|(Learning outcome b)|
|May-29||Preparing for the Webinar||Using readings develop a brief presentation for webinar 3.||Consider a challenge in industry/community engagement in your WIL program, identify and evaluate possible strategies or innovations drawing on the module readings and outline an implementation plan including impact measures , contingencies and any potential risks .|
|Jun-05||Webinar||Prepare to present in the third webinar a challenge, options, implementation plan and plan for measuring impact.||Third webinar - Sign in at the allotted time, actively participate in their webinar group, make a short presentation (6 slides Max) and engage in the on-line discussion after the webinar.|
|(Learning outcome a,b,c)||Consider questions posed on the final on-line discussion and reflect on your learnings from the module.

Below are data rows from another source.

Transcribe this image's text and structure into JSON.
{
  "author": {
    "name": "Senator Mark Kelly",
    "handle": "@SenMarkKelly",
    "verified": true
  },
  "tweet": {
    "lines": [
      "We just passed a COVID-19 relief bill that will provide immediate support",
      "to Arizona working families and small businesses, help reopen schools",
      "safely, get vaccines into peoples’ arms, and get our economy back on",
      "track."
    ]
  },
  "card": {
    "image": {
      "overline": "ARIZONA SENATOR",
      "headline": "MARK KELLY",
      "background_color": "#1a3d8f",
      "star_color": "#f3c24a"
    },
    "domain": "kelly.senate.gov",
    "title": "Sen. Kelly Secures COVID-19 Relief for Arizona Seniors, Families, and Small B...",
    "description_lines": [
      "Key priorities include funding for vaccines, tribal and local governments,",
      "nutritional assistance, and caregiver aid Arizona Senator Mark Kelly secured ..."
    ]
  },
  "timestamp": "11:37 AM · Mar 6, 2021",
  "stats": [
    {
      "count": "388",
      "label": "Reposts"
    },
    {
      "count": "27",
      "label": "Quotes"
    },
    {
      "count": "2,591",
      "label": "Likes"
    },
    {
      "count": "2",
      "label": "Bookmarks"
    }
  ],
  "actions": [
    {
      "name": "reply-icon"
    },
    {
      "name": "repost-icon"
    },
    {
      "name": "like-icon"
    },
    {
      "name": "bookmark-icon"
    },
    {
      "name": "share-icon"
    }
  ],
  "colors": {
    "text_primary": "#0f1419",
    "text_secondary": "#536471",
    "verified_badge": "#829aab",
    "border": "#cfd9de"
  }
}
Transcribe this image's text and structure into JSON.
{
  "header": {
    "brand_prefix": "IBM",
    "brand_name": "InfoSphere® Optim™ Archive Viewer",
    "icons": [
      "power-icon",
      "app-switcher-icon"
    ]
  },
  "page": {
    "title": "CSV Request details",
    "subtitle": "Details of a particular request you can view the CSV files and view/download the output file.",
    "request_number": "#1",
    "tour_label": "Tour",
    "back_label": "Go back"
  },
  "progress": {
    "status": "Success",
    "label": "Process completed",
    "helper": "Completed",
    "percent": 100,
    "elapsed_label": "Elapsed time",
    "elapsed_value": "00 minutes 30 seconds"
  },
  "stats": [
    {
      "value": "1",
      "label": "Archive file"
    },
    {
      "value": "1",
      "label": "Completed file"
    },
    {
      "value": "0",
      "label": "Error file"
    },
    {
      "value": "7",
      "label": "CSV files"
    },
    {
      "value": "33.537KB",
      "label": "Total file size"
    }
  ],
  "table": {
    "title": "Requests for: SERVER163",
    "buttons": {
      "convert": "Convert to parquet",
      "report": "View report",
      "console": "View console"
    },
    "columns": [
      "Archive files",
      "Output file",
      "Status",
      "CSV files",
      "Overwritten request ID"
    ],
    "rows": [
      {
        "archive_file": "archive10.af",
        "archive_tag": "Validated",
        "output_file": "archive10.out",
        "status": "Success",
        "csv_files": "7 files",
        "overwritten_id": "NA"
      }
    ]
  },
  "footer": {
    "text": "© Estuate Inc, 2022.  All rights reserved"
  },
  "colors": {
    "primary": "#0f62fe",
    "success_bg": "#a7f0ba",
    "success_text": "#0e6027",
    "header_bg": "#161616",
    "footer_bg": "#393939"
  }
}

Provide feedback by completing the Module Feedback Survey to evaluate this module.|
Registrations for this module have now closed.
Cost, completion and certificate
- All modules contain a strong emphasis on application of academic WIL literature to practice.
- Modules are presented in English through online study – approx 20 hour’s preparation and participation.
- Administration and set-up charge:
NZD $200 – Members of the four National Association members
NZD $200 – Full Institutional Members of WACE and Global Partners of WACE
NZD $250 – Non-members
Charge payable on acceptance for a module after registration.
- A certificate is issued those people who complete the module.
Questions? Please use our contact form.